If the number of days you can work out each week is constrained or if you value cardio training enough to do it 5+ days a week, you probably have to do both your lifting and your cardio exercises on the same days. It’s not ideal, but you can maximize the benefits of your workout if you do weights before cardio.
As PictureFit explains in the video above, the WHY largely comes down to glycogen. Glycogen is how your body stores glucose which it metabolizes quickly for energy. Both lifting and cardio require glycogen, but your lifting routine will suffer most from a lack of glycogen stores because lifting requires quick burst of energy whereas cardio is more of a slow burn. Because cardio’s glycogen burn is slow and steady you can train your body to perform cardio with low glycogen levels, there’s actually evidence out there that this may even increase your performance over time.
Another factor at play is the body’s production of the enzyme mTOR which is essential for muscle growth. Your body produces the enzyme when you lift weights, but AMPK, an enzyme produced during low-intensity exercise, like cardio, inhibits mTOR. If you do cardio first, AMPK can decrease the amount of mTOR you produce when you lift. Basically, cardio first = less gains.
The last factor to consider is fatigue. Cardio leaves your body fatigued which compromises your muscle’s ability to perform. Your heart will also be worn out, which affects nutrient and oxygen delivery to the muscles. Cardio first can also lead to mental and CNS fatigue which can mean danger when you’re lifting heavy stuff.

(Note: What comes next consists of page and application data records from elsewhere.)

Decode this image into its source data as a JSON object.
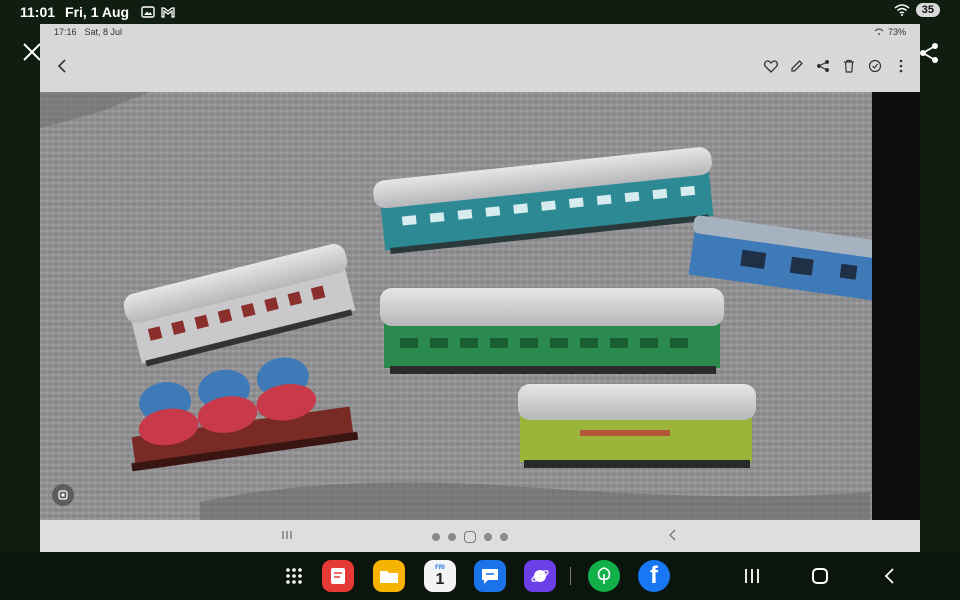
{
  "device_status": {
    "time": "11:01",
    "date": "Fri, 1 Aug",
    "badge": "35",
    "icons": [
      "gallery-icon",
      "gmail-icon",
      "wifi-icon"
    ]
  },
  "inner_status": {
    "time": "17:16",
    "date": "Sat, 8 Jul",
    "battery": "73%"
  },
  "viewer_toolbar": {
    "actions": [
      "favourite-icon",
      "edit-icon",
      "share-icon",
      "delete-icon",
      "remaster-icon",
      "more-icon"
    ]
  },
  "photo": {
    "subject": "model railway carriages on grey carpet",
    "colors": {
      "carpet": "#8e8e90",
      "teal": "#2d8a95",
      "green": "#2b8a4e",
      "lime": "#9ab53a",
      "maroon": "#7a2a25",
      "blue": "#3f7ab8",
      "red": "#c8394a"
    }
  },
  "taskbar": {
    "apps": [
      "app-drawer-icon",
      "notes-app-icon",
      "files-app-icon",
      "calendar-app-icon",
      "messages-app-icon",
      "browser-app-icon",
      "plant-app-icon",
      "facebook-app-icon"
    ],
    "calendar_day": "FRI",
    "calendar_date": "1",
    "facebook_letter": "f"
  },
  "colors": {
    "frame_bar": "#d8d8da",
    "background": "#101d11"
  }
}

I’ve found over the years that cardio first is a no-brainer for me. If I ride first I have nothing left for weight lifting, but if I lift first I find I can function on the bike and get in a good workout just fine. It takes a week or two to get your body used to the idea, but once it’s adjusted it works great. There’s no going back once you do weights before cardio.